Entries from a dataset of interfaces
-*-

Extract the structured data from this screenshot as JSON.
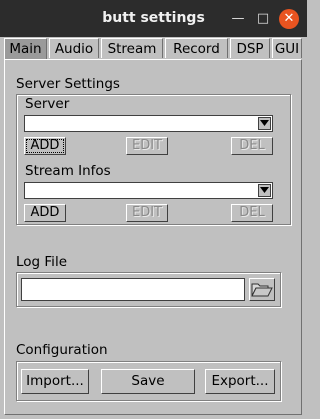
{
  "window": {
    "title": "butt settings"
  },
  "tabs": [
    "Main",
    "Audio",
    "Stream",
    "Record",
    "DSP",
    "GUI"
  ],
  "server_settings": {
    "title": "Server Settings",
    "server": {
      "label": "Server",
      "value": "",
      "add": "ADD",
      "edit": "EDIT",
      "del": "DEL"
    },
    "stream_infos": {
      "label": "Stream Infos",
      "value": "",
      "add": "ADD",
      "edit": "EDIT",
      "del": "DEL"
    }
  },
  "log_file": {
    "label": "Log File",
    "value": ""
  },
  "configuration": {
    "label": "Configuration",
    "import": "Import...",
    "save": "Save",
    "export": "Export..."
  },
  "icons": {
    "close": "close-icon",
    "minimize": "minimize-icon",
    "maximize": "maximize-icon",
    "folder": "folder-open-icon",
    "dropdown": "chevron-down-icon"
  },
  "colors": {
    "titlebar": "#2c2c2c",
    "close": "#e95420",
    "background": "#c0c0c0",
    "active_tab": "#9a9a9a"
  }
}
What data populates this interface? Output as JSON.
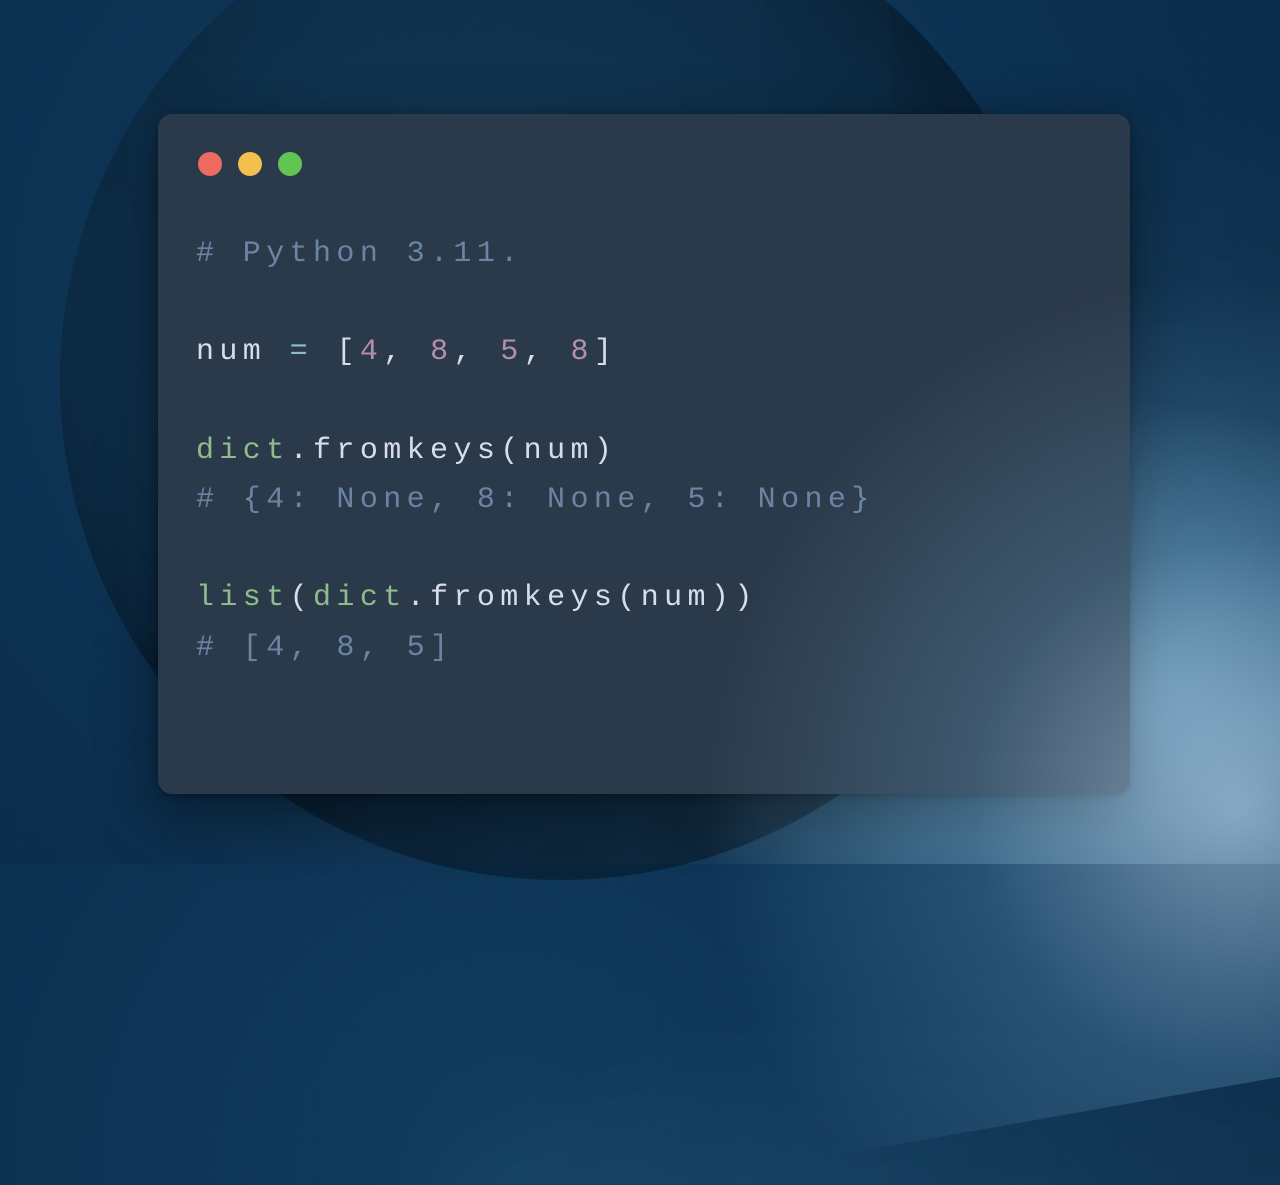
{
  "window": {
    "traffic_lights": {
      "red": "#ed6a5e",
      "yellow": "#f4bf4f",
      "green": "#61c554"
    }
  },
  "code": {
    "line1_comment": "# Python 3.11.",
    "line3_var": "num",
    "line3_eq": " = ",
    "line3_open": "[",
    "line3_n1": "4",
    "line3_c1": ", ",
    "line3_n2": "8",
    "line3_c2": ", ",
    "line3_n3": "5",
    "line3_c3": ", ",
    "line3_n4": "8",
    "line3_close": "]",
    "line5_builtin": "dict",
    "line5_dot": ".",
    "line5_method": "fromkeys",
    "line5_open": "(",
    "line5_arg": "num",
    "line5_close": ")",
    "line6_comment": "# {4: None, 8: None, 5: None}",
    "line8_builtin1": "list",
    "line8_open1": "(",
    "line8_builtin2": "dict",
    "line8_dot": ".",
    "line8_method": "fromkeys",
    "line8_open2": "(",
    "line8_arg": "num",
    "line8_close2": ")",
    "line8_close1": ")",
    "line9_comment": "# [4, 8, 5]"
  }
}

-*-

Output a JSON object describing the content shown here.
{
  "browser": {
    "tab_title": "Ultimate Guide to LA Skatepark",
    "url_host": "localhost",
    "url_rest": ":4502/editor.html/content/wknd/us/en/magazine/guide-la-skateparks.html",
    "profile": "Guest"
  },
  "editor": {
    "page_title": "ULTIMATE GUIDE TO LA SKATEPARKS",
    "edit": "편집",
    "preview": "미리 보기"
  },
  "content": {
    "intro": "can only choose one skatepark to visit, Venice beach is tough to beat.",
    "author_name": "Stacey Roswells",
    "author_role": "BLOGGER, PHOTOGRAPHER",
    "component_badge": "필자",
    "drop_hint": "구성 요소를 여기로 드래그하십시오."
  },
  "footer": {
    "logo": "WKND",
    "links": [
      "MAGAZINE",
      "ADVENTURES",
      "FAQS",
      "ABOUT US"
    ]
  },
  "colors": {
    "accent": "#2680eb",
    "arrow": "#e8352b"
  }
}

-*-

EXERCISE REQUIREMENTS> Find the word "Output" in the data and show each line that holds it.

RESPONSE FOR THIS EXERCISE>
What data populates this interface? Output as JSON.
Output a JSON object describing the content shown here.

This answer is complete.